* WHAT YOU ARE ASKED TO DO
Search the records below for "prefix"; copy each line that has it.

* RECORDS FOR PROCESSING
====

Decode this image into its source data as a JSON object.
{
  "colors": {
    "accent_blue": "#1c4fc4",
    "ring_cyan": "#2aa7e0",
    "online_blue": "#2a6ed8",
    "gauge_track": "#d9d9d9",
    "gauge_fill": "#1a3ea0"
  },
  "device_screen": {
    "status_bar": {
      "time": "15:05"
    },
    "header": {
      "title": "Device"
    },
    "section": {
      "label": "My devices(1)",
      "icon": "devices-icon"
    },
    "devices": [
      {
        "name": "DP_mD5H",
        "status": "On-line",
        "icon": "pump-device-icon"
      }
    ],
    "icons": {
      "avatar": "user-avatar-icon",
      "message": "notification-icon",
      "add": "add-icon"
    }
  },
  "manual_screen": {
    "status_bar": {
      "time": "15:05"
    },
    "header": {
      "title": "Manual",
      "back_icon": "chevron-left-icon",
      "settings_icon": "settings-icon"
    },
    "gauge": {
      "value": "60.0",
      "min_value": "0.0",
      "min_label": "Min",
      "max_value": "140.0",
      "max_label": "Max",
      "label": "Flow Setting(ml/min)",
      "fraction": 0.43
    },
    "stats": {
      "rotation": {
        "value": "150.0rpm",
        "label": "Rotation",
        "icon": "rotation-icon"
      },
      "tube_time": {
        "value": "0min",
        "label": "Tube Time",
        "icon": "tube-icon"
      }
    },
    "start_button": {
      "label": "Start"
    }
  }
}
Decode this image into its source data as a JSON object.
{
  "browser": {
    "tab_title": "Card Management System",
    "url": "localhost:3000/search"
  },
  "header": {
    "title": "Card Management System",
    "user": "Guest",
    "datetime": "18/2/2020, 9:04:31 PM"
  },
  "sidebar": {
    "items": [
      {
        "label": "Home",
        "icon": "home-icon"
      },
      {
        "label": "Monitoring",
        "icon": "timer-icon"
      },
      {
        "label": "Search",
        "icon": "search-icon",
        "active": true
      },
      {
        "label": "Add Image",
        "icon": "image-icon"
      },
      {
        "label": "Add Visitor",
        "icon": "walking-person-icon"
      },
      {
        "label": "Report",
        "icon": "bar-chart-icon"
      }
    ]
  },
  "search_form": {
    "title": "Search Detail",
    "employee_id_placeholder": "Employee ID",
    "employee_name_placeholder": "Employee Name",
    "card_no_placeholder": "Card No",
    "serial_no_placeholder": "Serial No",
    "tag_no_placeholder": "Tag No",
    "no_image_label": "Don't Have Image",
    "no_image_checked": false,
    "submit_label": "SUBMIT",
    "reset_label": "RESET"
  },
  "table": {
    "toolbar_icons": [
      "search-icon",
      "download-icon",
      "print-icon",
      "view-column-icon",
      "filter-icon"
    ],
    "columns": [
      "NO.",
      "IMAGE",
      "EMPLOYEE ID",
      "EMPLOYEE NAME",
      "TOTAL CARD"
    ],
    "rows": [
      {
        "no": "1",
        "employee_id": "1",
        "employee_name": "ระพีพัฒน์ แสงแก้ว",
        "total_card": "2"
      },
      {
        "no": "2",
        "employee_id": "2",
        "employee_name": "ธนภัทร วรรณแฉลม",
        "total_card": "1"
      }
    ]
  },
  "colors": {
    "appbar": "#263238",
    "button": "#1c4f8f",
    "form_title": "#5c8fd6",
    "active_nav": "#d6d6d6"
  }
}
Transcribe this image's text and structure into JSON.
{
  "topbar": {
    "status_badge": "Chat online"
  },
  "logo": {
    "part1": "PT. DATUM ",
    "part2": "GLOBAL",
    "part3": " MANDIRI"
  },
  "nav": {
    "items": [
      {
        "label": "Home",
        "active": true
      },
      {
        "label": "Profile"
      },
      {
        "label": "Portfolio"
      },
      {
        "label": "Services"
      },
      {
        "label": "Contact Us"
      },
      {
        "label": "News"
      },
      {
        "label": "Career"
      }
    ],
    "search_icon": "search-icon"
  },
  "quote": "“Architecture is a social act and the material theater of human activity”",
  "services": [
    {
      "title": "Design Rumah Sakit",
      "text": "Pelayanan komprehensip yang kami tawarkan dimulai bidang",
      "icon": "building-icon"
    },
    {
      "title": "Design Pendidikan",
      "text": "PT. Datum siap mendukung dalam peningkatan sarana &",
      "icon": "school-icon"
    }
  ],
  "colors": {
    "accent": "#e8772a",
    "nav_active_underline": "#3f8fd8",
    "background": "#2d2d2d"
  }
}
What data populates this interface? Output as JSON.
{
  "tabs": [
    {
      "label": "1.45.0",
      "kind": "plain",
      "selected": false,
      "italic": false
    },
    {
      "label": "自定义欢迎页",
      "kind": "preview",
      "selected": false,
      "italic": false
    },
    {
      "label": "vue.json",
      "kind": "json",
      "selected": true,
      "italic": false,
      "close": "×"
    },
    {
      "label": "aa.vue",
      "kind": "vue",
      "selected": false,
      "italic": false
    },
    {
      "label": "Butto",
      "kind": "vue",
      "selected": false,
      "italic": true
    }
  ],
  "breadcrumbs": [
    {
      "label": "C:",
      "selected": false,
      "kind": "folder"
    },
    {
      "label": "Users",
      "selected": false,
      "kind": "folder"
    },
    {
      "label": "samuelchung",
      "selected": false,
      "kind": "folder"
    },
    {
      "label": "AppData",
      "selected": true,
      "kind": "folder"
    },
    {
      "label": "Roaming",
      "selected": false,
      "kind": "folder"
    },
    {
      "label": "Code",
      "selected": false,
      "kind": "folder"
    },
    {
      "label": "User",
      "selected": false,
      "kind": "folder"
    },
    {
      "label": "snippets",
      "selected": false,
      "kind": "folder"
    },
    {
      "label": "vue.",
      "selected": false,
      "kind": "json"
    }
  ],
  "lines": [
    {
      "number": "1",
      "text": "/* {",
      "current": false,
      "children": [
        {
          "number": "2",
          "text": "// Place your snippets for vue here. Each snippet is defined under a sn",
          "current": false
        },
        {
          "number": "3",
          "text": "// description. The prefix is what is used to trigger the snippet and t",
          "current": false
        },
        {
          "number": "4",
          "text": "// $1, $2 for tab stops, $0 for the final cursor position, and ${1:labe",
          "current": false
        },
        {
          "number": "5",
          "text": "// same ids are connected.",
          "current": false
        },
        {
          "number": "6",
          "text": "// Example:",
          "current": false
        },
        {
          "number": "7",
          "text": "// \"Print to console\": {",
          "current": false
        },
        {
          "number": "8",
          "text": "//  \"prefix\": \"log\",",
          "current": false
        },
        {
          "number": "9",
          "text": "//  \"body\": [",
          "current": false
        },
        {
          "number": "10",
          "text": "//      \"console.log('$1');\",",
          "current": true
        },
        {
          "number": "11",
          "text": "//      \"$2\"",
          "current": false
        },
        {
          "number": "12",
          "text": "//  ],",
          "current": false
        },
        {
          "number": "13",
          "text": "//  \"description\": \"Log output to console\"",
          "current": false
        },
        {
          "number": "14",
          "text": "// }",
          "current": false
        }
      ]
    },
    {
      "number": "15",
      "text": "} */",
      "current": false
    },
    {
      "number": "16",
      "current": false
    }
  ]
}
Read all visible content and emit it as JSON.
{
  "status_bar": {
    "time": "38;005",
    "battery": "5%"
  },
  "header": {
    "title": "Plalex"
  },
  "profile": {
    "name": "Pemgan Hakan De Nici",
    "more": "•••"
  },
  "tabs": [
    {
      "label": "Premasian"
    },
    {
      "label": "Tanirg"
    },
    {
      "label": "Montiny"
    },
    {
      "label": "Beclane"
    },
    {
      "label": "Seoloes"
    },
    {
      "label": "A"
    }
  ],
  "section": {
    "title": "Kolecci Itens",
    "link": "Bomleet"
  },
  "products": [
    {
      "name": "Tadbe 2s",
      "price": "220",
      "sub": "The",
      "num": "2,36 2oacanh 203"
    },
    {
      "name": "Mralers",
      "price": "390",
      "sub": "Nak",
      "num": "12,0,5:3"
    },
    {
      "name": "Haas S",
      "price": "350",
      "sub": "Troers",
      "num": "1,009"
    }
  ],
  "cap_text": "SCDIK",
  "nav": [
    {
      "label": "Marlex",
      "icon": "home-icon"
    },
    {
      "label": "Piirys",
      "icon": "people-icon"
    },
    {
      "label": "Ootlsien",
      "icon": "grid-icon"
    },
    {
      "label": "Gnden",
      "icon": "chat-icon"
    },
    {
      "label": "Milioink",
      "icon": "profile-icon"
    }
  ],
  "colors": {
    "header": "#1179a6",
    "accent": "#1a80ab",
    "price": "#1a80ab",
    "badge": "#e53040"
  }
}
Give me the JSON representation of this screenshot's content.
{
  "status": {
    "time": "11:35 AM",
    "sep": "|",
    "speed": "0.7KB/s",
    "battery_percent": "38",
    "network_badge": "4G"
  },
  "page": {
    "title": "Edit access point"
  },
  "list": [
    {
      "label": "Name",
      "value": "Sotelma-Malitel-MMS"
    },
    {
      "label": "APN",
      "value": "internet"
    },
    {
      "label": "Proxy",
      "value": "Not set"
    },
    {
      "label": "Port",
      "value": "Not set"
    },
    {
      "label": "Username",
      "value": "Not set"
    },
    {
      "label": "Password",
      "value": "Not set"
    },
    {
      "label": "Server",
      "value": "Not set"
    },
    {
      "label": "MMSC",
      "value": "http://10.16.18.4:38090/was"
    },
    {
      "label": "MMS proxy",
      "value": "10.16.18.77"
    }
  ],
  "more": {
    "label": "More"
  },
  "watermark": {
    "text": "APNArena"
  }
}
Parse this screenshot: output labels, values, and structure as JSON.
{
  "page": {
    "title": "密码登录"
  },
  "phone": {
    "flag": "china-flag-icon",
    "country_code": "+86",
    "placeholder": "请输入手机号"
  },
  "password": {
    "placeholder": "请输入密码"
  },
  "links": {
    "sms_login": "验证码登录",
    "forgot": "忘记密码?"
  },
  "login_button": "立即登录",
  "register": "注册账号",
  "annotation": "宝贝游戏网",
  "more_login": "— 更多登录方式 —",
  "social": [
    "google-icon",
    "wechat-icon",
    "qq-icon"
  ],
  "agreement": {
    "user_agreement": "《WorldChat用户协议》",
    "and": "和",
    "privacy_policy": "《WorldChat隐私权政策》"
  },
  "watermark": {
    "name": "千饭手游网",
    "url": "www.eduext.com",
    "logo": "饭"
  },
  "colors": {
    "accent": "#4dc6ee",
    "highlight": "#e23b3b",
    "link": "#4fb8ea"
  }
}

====

* YOUR RESPONSE
          "text": "// description. The prefix is what is used to trigger the snippet and t",
          "text": "//  \"prefix\": \"log\",",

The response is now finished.